I recommend you to visit the web site and read the Call for Papers. I am a former editor of Research in Learning Technology, and I really welcome the shift of focus from inviting Research Papers for the Conference to supporting authors to develop the work that they present at the conference into a paper for Research in Learning Technology. As the Call says,
This is a new opportunity we are offering this year with the intention of increasing the work showcased at the conference being published.
This is a wonderful opportunity to increase the relevance of the conference and the journal to each other. I am imagining more conference attenders writing and reading papers from RiLT and elsewhere, and exciting topics, articles and multimedia making their way from the conference to the journal.
One of the aspects that really excites me is the potential for collaboration all through the process – co-authoring the abstract, getting feedback from reviewers, presenting the session and interacting with participants, getting feedback there and via social media, co-writing a research paper, getting feedback from editor and reviewers, rewriting and finally publication, then getting feedback via social media, since RiLT is open access. I could even recommending blogging as part of the development process – see the rich discussion around this blog post
So go on – submit a session abstract and hopefully I will see you in Manchester in September.
During the course of a research study that Jenny Mackness and I are doing, we have been thinking about cMOOCs. What have been the subjects and purposes of the various courses that might style themselves as cMOOCs? Who does cMOOCs and why?
It’s difficult to say what a MOOC is – apart from it being a Massive Open Online Course.. Not all examples of MOOCs are Massive, they can see Open as being about open to join, open to the web, they are usually Online though participants may have local meetups, and they usually have some affinity with the idea of a Course, in that people may learn over a more less fixed period and a teacher might show up from time to time. Dominik Lukes has come up with an undefinition of MOOC as family resemblance.
So if that’s what a MOOC isn’t, then what is a cMOOC? cMOOC is now used to refer to connectivist MOOC family relations of CCK08, the original MOOC Connectivism and Connective Knowledge, run by George Siemens and Stephen Downes.
So if you are or have been a convenor or participant in a cMOOC, can you help by checking, amending, extending or commenting on the information we have gathered so far?

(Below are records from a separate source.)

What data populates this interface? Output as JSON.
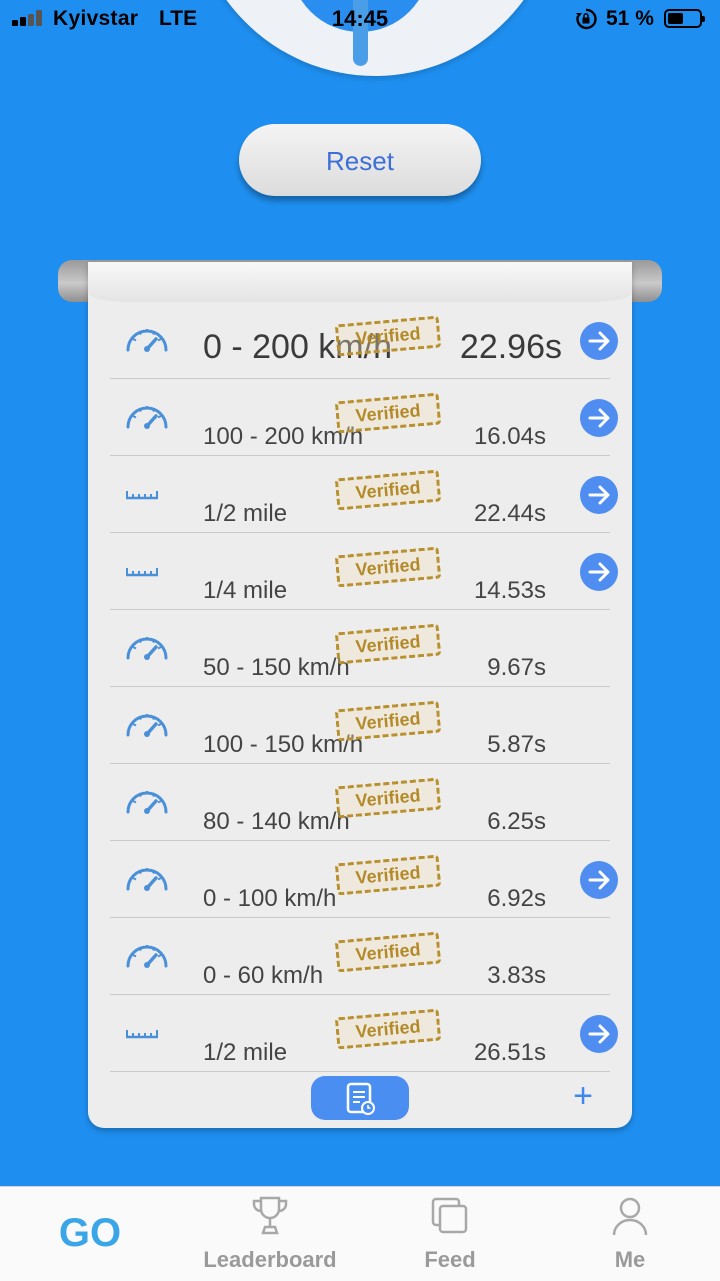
{
  "status_bar": {
    "carrier": "Kyivstar",
    "network": "LTE",
    "time": "14:45",
    "battery_percent": "51 %",
    "battery_level": 0.51
  },
  "reset_label": "Reset",
  "stamp_text": "Verified",
  "records": [
    {
      "label": "0 - 200 km/h",
      "time": "22.96s",
      "icon": "speedometer-icon",
      "has_arrow": true
    },
    {
      "label": "100 - 200 km/h",
      "time": "16.04s",
      "icon": "speedometer-icon",
      "has_arrow": true
    },
    {
      "label": "1/2 mile",
      "time": "22.44s",
      "icon": "ruler-icon",
      "has_arrow": true
    },
    {
      "label": "1/4 mile",
      "time": "14.53s",
      "icon": "ruler-icon",
      "has_arrow": true
    },
    {
      "label": "50 - 150 km/h",
      "time": "9.67s",
      "icon": "speedometer-icon",
      "has_arrow": false
    },
    {
      "label": "100 - 150 km/h",
      "time": "5.87s",
      "icon": "speedometer-icon",
      "has_arrow": false
    },
    {
      "label": "80 - 140 km/h",
      "time": "6.25s",
      "icon": "speedometer-icon",
      "has_arrow": false
    },
    {
      "label": "0 - 100 km/h",
      "time": "6.92s",
      "icon": "speedometer-icon",
      "has_arrow": true
    },
    {
      "label": "0 - 60 km/h",
      "time": "3.83s",
      "icon": "speedometer-icon",
      "has_arrow": false
    },
    {
      "label": "1/2 mile",
      "time": "26.51s",
      "icon": "ruler-icon",
      "has_arrow": true
    }
  ],
  "tabs": [
    {
      "label": "GO",
      "icon": "go-text",
      "active": true
    },
    {
      "label": "Leaderboard",
      "icon": "trophy-icon",
      "active": false
    },
    {
      "label": "Feed",
      "icon": "feed-icon",
      "active": false
    },
    {
      "label": "Me",
      "icon": "person-icon",
      "active": false
    }
  ],
  "colors": {
    "background": "#1e8ff0",
    "accent": "#4f8ef0",
    "stamp": "#b48a28",
    "active_tab": "#3aa6e8"
  }
}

This table can’t be completed or fully representative but we would like to get a good enough picture of the short history of cMOOCs – particularly who does cMOOCs and why they do them?
Link to Google Doc http://bit.ly/cmooctable – it’s probably easier to edit the table through this link than the embedded document below.